Foundry Fort St. John, which will be operated by the Fort St. John Friendship Society, is the first of four new centres to be announced in the coming months. Twelve Foundry Centres are open throughout the province, including Vancouver-Granville, North Shore (North Vancouver), Campbell River, Ridge Meadows, Abbotsford, Kelowna, Prince George, Victoria, Penticton, Richmond, Terrace and Comox Valley.

“As Foundry continues to expand, we recognize the increased need to reach young people and those who care for them in communities across B.C.,” said Dr. Steve Mathias, executive director, Foundry. “The opening of Foundry in Fort St. John advances our shared vision to transform mental-health and substance-use supports in our province. We’re so excited to welcome Fort St. John to growing our network of Foundry centres.”

An additional seven new Foundry centres have also been announced in Burns Lake, East Kootenay, Langley, Port Hardy, Sea to Sky (Squamish), Surrey and Cariboo-Chilcotin (Williams Lake). When complete, there will be 23 Foundry centres provincewide. In addition, Foundry’s services can be accessed from anywhere in the province through the Foundry BC app, website or by phone.

Enhancing supports for youth living with mental-health and substance-use challenges is an integral part of A Pathway to Hope, B.C.’s roadmap for building the comprehensive system of mental-health and addictions care that British Columbians deserve.


Anita Lee, executive director, Fort St. John Friendship Society –

“This is such a significant investment in our community, and the young people and families who will receive the services and support they deserve and the hope for a brighter future. We have a lot of work ahead of us as an organization, and we look forward to working with Foundry central, our partner organizations, and youth and family members to see Foundry Fort St. John through to reality.” 

Lori Ackerman, mayor, Fort St. John –
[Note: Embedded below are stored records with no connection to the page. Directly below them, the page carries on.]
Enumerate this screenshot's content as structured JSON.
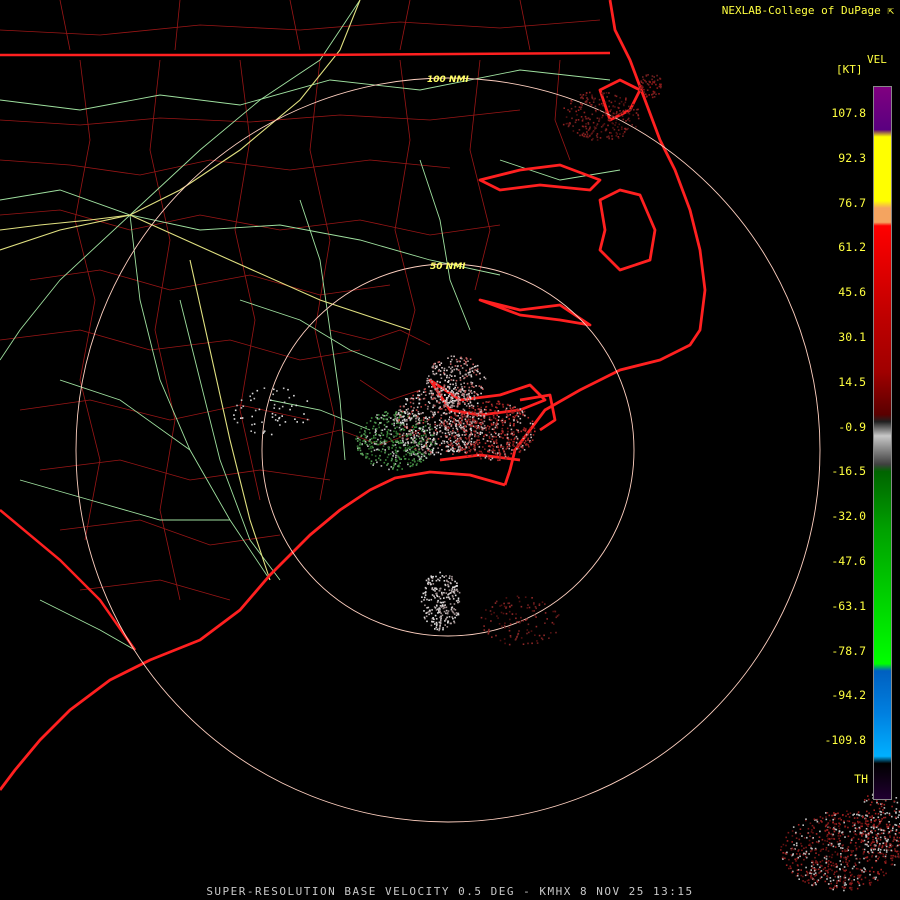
{
  "header": {
    "credit": "NEXLAB-College of DuPage",
    "credit_icon": "cursor-arrow-icon"
  },
  "product": {
    "title": "SUPER-RESOLUTION BASE VELOCITY 0.5 DEG - KMHX 8 NOV 25 13:15",
    "station": "KMHX"
  },
  "legend": {
    "title": "VEL",
    "unit": "[KT]",
    "ticks": [
      "107.8",
      "92.3",
      "76.7",
      "61.2",
      "45.6",
      "30.1",
      "14.5",
      "-0.9",
      "-16.5",
      "-32.0",
      "-47.6",
      "-63.1",
      "-78.7",
      "-94.2",
      "-109.8",
      "TH"
    ],
    "colors": {
      "purple": "#800080",
      "yellow": "#ffff00",
      "orange": "#f4a460",
      "red": "#ff0000",
      "dark_red": "#5a0000",
      "gray": "#c8c8c8",
      "dark_green": "#006400",
      "green": "#00ff00",
      "blue": "#0060c0",
      "cyan": "#00b0ff"
    }
  },
  "range_rings": [
    {
      "label": "50 NMI",
      "nmi": 50
    },
    {
      "label": "100 NMI",
      "nmi": 100
    }
  ],
  "map_colors": {
    "background": "#000000",
    "state_border": "#ff2020",
    "coastline": "#ff2020",
    "county": "#a01818",
    "highway": "#a0e0a0",
    "interstate": "#e0e080",
    "ring": "#ffd0c0"
  }
}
“Our future lies squarely on the shoulders of our youth. Providing them with the resources and supports for a healthy life is without a doubt essential, so this announcement of a Foundry in Fort St. John is very welcome. The diligence of the staff and board of the Fort St. John Friendship Society in keeping this project in the forefront is to be commended. Hard work has paid off.”  

Jean McFadden, parent –

“As a parent of a youth who has battled mental-health and substance-use issues, I am very excited to hear that a Foundry is coming to Fort St. John. I am well aware of the lack of support for youth and parents, the difficulty in accessing services and the lack of service integration. The Foundry model of practice offers systemic change that will provide low-barrier access, drop-in support and an integrated approach across many health disciplines. Timely access to the right services for youth and families in a single setting will save lives.”

Cassidy Stewart, youth –

“For years, I have seen and experienced first-hand the lack of resources and support, not only for our youth, but for everyone in Fort St. John facing trouble with mental illness and addiction. It is my hope, and honest belief, that Foundry will help to build a better future here by allocating more resources to our youth, and therefore affording others a better chance at receiving the help that they themselves need and deserve. Today, I can say that I am truly proud of how far we have come as a community, and that I am thrilled to see where we might go from here.”

Learn More:  

Learn about A Pathway to Hope, government’s vision for mental-health and addictions care in B.C.: